I laugh out loud, and spit out a little of the water I am drinking. He looks puzzled.
“Those aren’t always so much fun and/or easy,” I say.
“I don’t want easy,” he tells me. “I want real. I want life. I want normal. Fighting, laughing, hating, loving, calm and tense all at once.”
He basically in one sentence just described my two-and-a- half week family vacation. I know this man served most of his time in solitary confinement. I can’t even begin to grasp the reality of that.
“Ms., you know sometimes when I was locked up, I would imagine exactly that, being out doing stuff, having freedom.”
And it hits me. What insane freedom I have. What amazing privilege. And how incredibly lucky I am.

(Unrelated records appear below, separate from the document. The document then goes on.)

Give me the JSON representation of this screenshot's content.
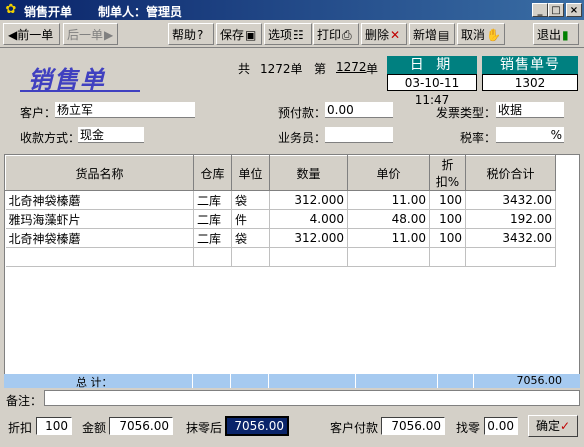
{
  "window": {
    "title": "销售开单",
    "maker": "制单人：管理员",
    "controls": {
      "min": "_",
      "max": "□",
      "close": "×"
    }
  },
  "toolbar": {
    "prev": "前一单",
    "next": "后一单",
    "help": "帮助",
    "save": "保存",
    "options": "选项",
    "print": "打印",
    "delete": "删除",
    "add": "新增",
    "cancel": "取消",
    "exit": "退出"
  },
  "header": {
    "logo": "销售单",
    "gong": "共",
    "total_count": "1272单",
    "di": "第",
    "current_no": "1272",
    "dan": "单",
    "date_label": "日  期",
    "date_value": "03-10-11 11:47",
    "order_no_label": "销售单号",
    "order_no_value": "1302"
  },
  "form": {
    "customer_label": "客户：",
    "customer_value": "杨立军",
    "prepay_label": "预付款：",
    "prepay_value": "0.00",
    "invoice_label": "发票类型：",
    "invoice_value": "收据",
    "payment_label": "收款方式：",
    "payment_value": "现金",
    "salesman_label": "业务员：",
    "salesman_value": "",
    "tax_label": "税率：",
    "tax_value": "%"
  },
  "table": {
    "columns": [
      "货品名称",
      "仓库",
      "单位",
      "数量",
      "单价",
      "折扣%",
      "税价合计"
    ],
    "rows": [
      [
        "北奇神袋榛蘑",
        "二库",
        "袋",
        "312.000",
        "11.00",
        "100",
        "3432.00"
      ],
      [
        "雅玛海藻虾片",
        "二库",
        "件",
        "4.000",
        "48.00",
        "100",
        "192.00"
      ],
      [
        "北奇神袋榛蘑",
        "二库",
        "袋",
        "312.000",
        "11.00",
        "100",
        "3432.00"
      ]
    ],
    "total_label": "总    计：",
    "total_value": "7056.00"
  },
  "remark": {
    "label": "备注：",
    "value": ""
  },
  "footer": {
    "discount_label": "折扣",
    "discount_value": "100",
    "amount_label": "金额",
    "amount_value": "7056.00",
    "after_round_label": "抹零后",
    "after_round_value": "7056.00",
    "customer_pay_label": "客户付款",
    "customer_pay_value": "7056.00",
    "change_label": "找零",
    "change_value": "0.00",
    "confirm": "确定"
  },
  "colors": {
    "titlebar": "#0a246a",
    "teal": "#008080",
    "logo": "#4040c0",
    "totals_bg": "#a6caf0"
  }
}
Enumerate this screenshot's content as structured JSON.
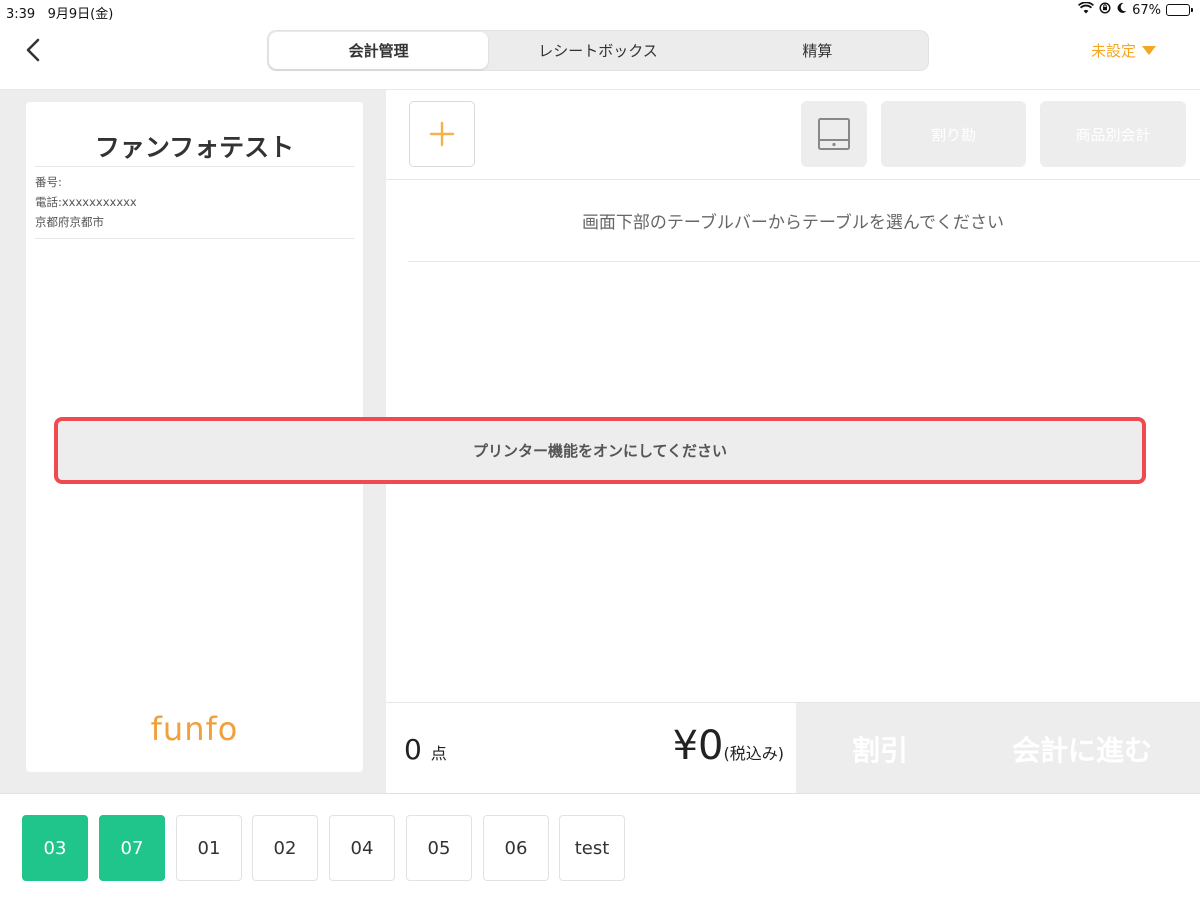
{
  "status": {
    "time": "3:39",
    "date": "9月9日(金)",
    "battery": "67%"
  },
  "header": {
    "tabs": [
      {
        "label": "会計管理",
        "active": true
      },
      {
        "label": "レシートボックス",
        "active": false
      },
      {
        "label": "精算",
        "active": false
      }
    ],
    "printer_setting": "未設定"
  },
  "receipt": {
    "shop_name": "ファンフォテスト",
    "number": "番号:",
    "phone": "電話:xxxxxxxxxxx",
    "address": "京都府京都市",
    "logo": "funfo"
  },
  "toolbar": {
    "split_label": "割り勘",
    "item_checkout_label": "商品別会計"
  },
  "main": {
    "message": "画面下部のテーブルバーからテーブルを選んでください"
  },
  "banner": {
    "message": "プリンター機能をオンにしてください"
  },
  "summary": {
    "count": "0",
    "count_unit": "点",
    "total": "¥0",
    "tax_note": "(税込み)",
    "discount_label": "割引",
    "checkout_label": "会計に進む"
  },
  "tables": [
    {
      "label": "03",
      "active": true
    },
    {
      "label": "07",
      "active": true
    },
    {
      "label": "01",
      "active": false
    },
    {
      "label": "02",
      "active": false
    },
    {
      "label": "04",
      "active": false
    },
    {
      "label": "05",
      "active": false
    },
    {
      "label": "06",
      "active": false
    },
    {
      "label": "test",
      "active": false
    }
  ],
  "colors": {
    "accent_orange": "#f5a623",
    "table_active": "#1fc58b",
    "banner_border": "#ef4a4f"
  }
}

I want to bring my children to hear this man speak, but I know deep inside they know. Partially because I tell them, and also because they are smart, even though I don’t want to admit it. On our trip I was incredibly annoyed at how spoiled they are, but even being spoiled and whining is a huge privilege.
“Ms., I spent years alone, dreaming about together.” I was embarrassed to tell him that I spent two weeks of together dreaming about being alone.
“Ema,” my youngest crawls into bed with me, jet lag keeping her up and making her hours a little crazy. “That was the best family vacation ever,” she whispers and drifts off to sleep.
I am quiet because in a huge fight literally last week she screamed at me that this was the worst family trip ever and that she hates me and our family. I think of my student, alone in the dark for days and nights and weeks at a time in solitary confinement being treated like crap, dreaming about this, the good, the bad, and the ugly together and not alone.
And I thank God, as cliche as that is. I thanked God, literally, out loud.
“Thank you, God, for all I have. The good, the bad, and the hard.”And instead of counting sheep to fall asleep, I counted every fight, every complaint, every moment of our family vacation and found the funny and the joy in it all.
Friends and readers: Please join us in the ripple effect (Adva) fundraiser Sunday, September 22nd from 5PM-8PM @ the Catalina Jazz Club
For tickets or to make a donation go: https://www.eventbrite.com/e/join-us-to-celebrate-the-ripple-effect-tickets-69247476065